(Saved entries)
/---

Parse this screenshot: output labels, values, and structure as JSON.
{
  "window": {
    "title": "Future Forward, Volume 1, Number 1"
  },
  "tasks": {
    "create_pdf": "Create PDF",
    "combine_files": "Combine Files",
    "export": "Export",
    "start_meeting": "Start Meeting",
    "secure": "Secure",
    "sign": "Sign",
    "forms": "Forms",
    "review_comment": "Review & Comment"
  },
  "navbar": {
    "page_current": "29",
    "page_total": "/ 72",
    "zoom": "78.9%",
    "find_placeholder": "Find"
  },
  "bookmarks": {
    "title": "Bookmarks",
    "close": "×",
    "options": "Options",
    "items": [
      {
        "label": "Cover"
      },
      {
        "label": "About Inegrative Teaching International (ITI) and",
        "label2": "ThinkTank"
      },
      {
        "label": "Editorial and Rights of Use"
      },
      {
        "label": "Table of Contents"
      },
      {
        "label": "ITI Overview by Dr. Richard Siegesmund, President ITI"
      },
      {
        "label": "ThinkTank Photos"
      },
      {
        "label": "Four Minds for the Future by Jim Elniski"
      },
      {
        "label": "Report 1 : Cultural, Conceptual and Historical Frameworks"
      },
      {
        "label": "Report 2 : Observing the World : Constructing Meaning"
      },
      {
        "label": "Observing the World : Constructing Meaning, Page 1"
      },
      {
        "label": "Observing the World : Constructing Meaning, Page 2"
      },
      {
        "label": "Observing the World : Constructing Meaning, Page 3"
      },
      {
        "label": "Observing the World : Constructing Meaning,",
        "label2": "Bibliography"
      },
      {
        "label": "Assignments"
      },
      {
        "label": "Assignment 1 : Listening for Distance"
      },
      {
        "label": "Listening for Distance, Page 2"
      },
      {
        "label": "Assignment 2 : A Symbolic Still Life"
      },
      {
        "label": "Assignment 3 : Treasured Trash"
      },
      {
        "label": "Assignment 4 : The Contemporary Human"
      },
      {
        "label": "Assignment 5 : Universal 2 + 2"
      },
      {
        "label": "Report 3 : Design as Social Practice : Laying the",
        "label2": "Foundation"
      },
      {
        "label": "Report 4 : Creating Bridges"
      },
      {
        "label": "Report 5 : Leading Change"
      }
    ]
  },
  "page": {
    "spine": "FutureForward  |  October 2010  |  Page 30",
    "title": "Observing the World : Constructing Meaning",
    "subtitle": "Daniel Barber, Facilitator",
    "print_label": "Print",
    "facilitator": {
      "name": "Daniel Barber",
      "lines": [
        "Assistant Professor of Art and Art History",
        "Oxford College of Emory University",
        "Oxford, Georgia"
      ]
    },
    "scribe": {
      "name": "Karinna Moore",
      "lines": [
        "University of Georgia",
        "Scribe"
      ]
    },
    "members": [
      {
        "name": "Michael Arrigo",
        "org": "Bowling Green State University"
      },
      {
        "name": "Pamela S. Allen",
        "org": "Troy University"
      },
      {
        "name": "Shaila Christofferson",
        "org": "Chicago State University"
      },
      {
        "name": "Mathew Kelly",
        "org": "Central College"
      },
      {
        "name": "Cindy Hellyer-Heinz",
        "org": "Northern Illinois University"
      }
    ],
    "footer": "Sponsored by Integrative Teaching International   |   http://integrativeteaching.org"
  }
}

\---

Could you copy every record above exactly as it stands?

**SOLUTION TO THIS PROBLEM**.
Parse this screenshot: output labels, values, and structure as JSON.
{
  "window": {
    "title": "Future Forward, Volume 1, Number 1"
  },
  "tasks": {
    "create_pdf": "Create PDF",
    "combine_files": "Combine Files",
    "export": "Export",
    "start_meeting": "Start Meeting",
    "secure": "Secure",
    "sign": "Sign",
    "forms": "Forms",
    "review_comment": "Review & Comment"
  },
  "navbar": {
    "page_current": "29",
    "page_total": "/ 72",
    "zoom": "78.9%",
    "find_placeholder": "Find"
  },
  "bookmarks": {
    "title": "Bookmarks",
    "close": "×",
    "options": "Options",
    "items": [
      {
        "label": "Cover"
      },
      {
        "label": "About Inegrative Teaching International (ITI) and",
        "label2": "ThinkTank"
      },
      {
        "label": "Editorial and Rights of Use"
      },
      {
        "label": "Table of Contents"
      },
      {
        "label": "ITI Overview by Dr. Richard Siegesmund, President ITI"
      },
      {
        "label": "ThinkTank Photos"
      },
      {
        "label": "Four Minds for the Future by Jim Elniski"
      },
      {
        "label": "Report 1 : Cultural, Conceptual and Historical Frameworks"
      },
      {
        "label": "Report 2 : Observing the World : Constructing Meaning"
      },
      {
        "label": "Observing the World : Constructing Meaning, Page 1"
      },
      {
        "label": "Observing the World : Constructing Meaning, Page 2"
      },
      {
        "label": "Observing the World : Constructing Meaning, Page 3"
      },
      {
        "label": "Observing the World : Constructing Meaning,",
        "label2": "Bibliography"
      },
      {
        "label": "Assignments"
      },
      {
        "label": "Assignment 1 : Listening for Distance"
      },
      {
        "label": "Listening for Distance, Page 2"
      },
      {
        "label": "Assignment 2 : A Symbolic Still Life"
      },
      {
        "label": "Assignment 3 : Treasured Trash"
      },
      {
        "label": "Assignment 4 : The Contemporary Human"
      },
      {
        "label": "Assignment 5 : Universal 2 + 2"
      },
      {
        "label": "Report 3 : Design as Social Practice : Laying the",
        "label2": "Foundation"
      },
      {
        "label": "Report 4 : Creating Bridges"
      },
      {
        "label": "Report 5 : Leading Change"
      }
    ]
  },
  "page": {
    "spine": "FutureForward  |  October 2010  |  Page 30",
    "title": "Observing the World : Constructing Meaning",
    "subtitle": "Daniel Barber, Facilitator",
    "print_label": "Print",
    "facilitator": {
      "name": "Daniel Barber",
      "lines": [
        "Assistant Professor of Art and Art History",
        "Oxford College of Emory University",
        "Oxford, Georgia"
      ]
    },
    "scribe": {
      "name": "Karinna Moore",
      "lines": [
        "University of Georgia",
        "Scribe"
      ]
    },
    "members": [
      {
        "name": "Michael Arrigo",
        "org": "Bowling Green State University"
      },
      {
        "name": "Pamela S. Allen",
        "org": "Troy University"
      },
      {
        "name": "Shaila Christofferson",
        "org": "Chicago State University"
      },
      {
        "name": "Mathew Kelly",
        "org": "Central College"
      },
      {
        "name": "Cindy Hellyer-Heinz",
        "org": "Northern Illinois University"
      }
    ],
    "footer": "Sponsored by Integrative Teaching International   |   http://integrativeteaching.org"
  }
}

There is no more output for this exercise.